And now, a word about Tomato Cages!

Tuesday, June 3, 2008


I never thought it would be this exiciting to write about tomato cages. What has my life come too? Yes, I know, stop thinking -- start writing...

I wish I could take credit for the cage design located to the immediate right, but that wouldn't be fair. This ingenious little cage design sprang from the mind of a software engineer who lives in Southern California. His name is Thomas Matkey, and his cage design is legendary stuff.

I first ran into Tom as I was scrolling through posts on the TomatoVille website.
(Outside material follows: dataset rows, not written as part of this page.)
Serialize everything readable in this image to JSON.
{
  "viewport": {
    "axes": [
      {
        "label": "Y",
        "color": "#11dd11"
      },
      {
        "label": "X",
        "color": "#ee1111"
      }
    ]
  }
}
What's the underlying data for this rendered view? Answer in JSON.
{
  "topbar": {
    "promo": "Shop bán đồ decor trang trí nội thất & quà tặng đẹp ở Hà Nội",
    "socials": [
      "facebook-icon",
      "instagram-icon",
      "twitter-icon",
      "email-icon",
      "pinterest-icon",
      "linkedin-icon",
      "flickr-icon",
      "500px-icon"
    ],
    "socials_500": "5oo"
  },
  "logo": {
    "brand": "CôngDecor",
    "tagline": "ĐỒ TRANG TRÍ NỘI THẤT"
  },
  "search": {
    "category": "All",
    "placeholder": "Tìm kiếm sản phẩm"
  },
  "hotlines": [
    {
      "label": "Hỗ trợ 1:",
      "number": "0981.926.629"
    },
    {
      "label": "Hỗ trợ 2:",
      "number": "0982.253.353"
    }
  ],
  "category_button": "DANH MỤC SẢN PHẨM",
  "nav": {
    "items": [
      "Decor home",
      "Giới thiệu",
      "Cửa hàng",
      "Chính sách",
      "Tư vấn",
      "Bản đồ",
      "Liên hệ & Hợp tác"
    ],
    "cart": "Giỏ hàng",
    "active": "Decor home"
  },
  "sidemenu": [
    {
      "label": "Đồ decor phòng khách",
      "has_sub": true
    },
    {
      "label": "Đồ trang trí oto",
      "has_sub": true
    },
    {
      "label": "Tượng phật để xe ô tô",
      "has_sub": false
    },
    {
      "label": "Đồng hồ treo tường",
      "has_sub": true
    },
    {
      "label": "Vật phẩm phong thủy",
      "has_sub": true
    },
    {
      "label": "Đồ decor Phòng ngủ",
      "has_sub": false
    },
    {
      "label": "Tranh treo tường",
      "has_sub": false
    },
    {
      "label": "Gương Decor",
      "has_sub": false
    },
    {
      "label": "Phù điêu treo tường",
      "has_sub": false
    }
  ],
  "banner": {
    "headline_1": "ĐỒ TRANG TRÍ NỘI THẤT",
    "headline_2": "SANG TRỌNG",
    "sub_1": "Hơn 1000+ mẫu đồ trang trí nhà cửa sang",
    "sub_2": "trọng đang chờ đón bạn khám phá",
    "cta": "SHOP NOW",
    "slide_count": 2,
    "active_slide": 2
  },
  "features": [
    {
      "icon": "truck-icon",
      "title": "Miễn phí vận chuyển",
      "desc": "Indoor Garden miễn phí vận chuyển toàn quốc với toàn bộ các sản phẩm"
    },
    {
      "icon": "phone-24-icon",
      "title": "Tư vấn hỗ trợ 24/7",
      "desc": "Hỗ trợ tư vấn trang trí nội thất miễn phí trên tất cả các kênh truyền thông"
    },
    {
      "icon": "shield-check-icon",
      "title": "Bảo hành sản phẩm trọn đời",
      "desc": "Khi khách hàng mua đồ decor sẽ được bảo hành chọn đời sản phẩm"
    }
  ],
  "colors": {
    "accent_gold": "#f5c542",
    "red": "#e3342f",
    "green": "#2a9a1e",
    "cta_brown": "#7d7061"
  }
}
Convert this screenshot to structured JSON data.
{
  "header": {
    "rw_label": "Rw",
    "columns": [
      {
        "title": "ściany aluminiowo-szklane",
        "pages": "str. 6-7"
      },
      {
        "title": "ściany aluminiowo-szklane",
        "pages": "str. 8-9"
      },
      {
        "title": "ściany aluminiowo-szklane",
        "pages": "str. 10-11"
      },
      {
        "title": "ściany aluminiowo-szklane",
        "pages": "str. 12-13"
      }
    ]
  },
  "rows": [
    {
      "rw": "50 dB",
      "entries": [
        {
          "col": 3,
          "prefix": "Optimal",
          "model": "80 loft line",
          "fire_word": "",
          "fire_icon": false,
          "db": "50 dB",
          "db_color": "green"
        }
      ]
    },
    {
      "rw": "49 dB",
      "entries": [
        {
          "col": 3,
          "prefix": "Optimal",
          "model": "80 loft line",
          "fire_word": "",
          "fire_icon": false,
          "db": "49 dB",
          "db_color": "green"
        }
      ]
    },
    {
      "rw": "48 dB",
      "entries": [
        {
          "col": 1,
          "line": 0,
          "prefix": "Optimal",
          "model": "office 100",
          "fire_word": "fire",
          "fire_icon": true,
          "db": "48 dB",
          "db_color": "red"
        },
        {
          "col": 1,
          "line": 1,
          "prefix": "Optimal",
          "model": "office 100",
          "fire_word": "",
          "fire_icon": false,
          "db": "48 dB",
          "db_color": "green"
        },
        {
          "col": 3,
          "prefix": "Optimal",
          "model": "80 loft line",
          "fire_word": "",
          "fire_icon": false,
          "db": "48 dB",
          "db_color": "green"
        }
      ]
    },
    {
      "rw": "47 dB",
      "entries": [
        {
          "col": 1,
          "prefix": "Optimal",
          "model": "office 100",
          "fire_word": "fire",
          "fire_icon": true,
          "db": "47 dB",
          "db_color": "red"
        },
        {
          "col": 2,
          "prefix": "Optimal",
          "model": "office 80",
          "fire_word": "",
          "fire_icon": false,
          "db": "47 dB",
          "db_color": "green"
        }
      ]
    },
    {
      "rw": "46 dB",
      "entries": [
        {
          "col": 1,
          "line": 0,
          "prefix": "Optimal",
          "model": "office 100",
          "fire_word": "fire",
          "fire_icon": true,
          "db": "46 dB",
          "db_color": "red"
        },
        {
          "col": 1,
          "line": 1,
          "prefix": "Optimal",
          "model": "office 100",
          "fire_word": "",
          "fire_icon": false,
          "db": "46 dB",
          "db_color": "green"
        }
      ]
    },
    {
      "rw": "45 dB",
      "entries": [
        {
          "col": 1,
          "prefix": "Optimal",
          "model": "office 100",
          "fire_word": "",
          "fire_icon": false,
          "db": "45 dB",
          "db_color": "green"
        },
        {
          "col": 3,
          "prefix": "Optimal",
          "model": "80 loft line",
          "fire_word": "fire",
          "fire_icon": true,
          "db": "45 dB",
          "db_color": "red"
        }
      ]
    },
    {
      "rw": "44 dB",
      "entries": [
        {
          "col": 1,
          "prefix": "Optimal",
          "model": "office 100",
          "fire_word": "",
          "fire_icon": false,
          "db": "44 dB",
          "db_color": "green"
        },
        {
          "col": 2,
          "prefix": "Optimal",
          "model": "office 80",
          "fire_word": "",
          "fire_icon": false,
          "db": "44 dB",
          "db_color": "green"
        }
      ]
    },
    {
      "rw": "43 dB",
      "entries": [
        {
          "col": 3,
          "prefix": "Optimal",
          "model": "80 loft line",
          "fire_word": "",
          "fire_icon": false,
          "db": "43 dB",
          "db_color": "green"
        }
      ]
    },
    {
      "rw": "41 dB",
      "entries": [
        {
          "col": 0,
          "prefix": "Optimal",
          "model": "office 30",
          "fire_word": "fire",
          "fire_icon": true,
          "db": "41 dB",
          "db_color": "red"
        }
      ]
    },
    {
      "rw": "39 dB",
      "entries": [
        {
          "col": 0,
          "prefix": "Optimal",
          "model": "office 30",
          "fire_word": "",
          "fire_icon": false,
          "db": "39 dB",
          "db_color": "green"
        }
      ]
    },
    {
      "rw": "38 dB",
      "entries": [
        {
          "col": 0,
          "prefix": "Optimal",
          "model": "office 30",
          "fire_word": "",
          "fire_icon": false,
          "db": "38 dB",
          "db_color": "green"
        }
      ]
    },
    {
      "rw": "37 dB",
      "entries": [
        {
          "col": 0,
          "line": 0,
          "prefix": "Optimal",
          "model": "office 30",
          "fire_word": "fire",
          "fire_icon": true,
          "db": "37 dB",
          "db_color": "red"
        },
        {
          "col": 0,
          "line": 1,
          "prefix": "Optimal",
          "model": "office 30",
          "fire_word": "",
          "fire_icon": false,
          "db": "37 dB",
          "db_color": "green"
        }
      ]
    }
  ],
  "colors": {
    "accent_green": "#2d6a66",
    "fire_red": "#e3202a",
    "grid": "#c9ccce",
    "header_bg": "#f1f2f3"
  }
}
I saw several pictures of his cages posted on this forum, and just happened to run across them following a weekend where I used miles of twine in an attempt to prop up those dinky wire cages that were collapsing under the weight of a terrific tomato crop.


As they used to say in my old radio career, "nothing is original anymore, so steal the best ideas and make them your own." And that's what I did, with permission from Tom of course. And he was more than happy to share his design. It's even posted up on a website, which I've

linked to below. With most cage designs, there are good things and bad things. The good: this cage will never, EVER collapse. The bad: it does take some time to set up.

Tom shares the same disdain for the standard wire cage that I do. You can depend on standard wire cages to fail at the exact moment when you absolutely need them the most, and that failure can ruin a tomato crop that you've spent months growing. In Tom's words, "wire cages have the structural integrity of a slinky." I couldn't agree with him more. It was only after he'd lost a few crops, or had to prop up wire cages with various pieces of PVC pipe he had laying around in the yard, did he come up with his PVC Cage design.


Here's an example of Tom's design to the left. Notice all the tomatoes on that one single plant? Yeah, so did I. Not only did I envy his cage design, the amount of production Tom squeezes out of each plant makes me positively ILL. I believe that's a shot of Tom's Tigerella plant from two years ago. Then, to make matters even worse, Tom sends me photos of his ripened crop after harvest. But I'll get him this year.... I have a bigger backyard than he does now ;)

The cages are fairly simple to build, but as I noted above, they do take time. The advantage of each cage is, once you've cut the proper length of pipe, you can use them again and again and again, year after year after year. If you ever played with Tinker Toys as a kid, you'll love this. Think of it as a grown man's Tinker Toy Project.

The cages use standard, three-quarter inch, Schedule 40 PVC pipe. You will also need a collection of PVC elbows, connectors, cross connectors and T-Connectors. You should also purchase a PVC cutter if you don't already have one, because using a hacksaw to cut the pipes will be a huge time expense.

My design differs from Tom somewhat, due to space concerns and the size of our tomato beds. To put it short and sweet, it really doesn't matter how long the pipes are. You can customize it to fit any size backyard, big or small.


And this, boys and girls, is the end-of-summer payoff. This is how my garden looked late last summer, and although you can't actually see them, these plants are loaded with tomatoes. You might even spot the green garden "stretchy" tape in each photo. That tape is used to train the plants to grow up through the PVC cages. Once the plants have grown out the top, it's perfectly fine to let them fall and drape over and start growing in different directions. This cage WILL NOT FAIL -- ever.

More pictures of the cages, both mine and Tom's, are located below. Sacramento Bee Garden Editor Pat Rubin also did a story on various tomato cage designs, including this one, which you can read here.

Finally, you can access the "how to build" instructions here.

Happy Gardening!!!































3 comments:

Chuck & Shirley Bartok said...

Holly Molley! Hi Neighbor! I thought my old Fashioned Commercial methods were good.
This is Outstanding.
I love to broadcast also.

Check out the Video series either Yahoo Video or You Tube

Yahoo Video

YouTube

Bill Bird said...

Nah, I'm just nuts Chuck. That's all. Just nuts for tomatoes.

Bill Bird said...

Normally -- I don't allow any advertising whatsoever on the blog. But since this really isn't spam -- and you're not pushing Viagra -- while I probably shouldn't do it -- I'm going to leave it up. I will make the statement that I'm not getting paid one penny for this -- nor am I receiving free deliveries of PVC pipe -- nor will I accept any gifts because of my work on this blog. Thems the rules people. I didn't make them. I just follow them.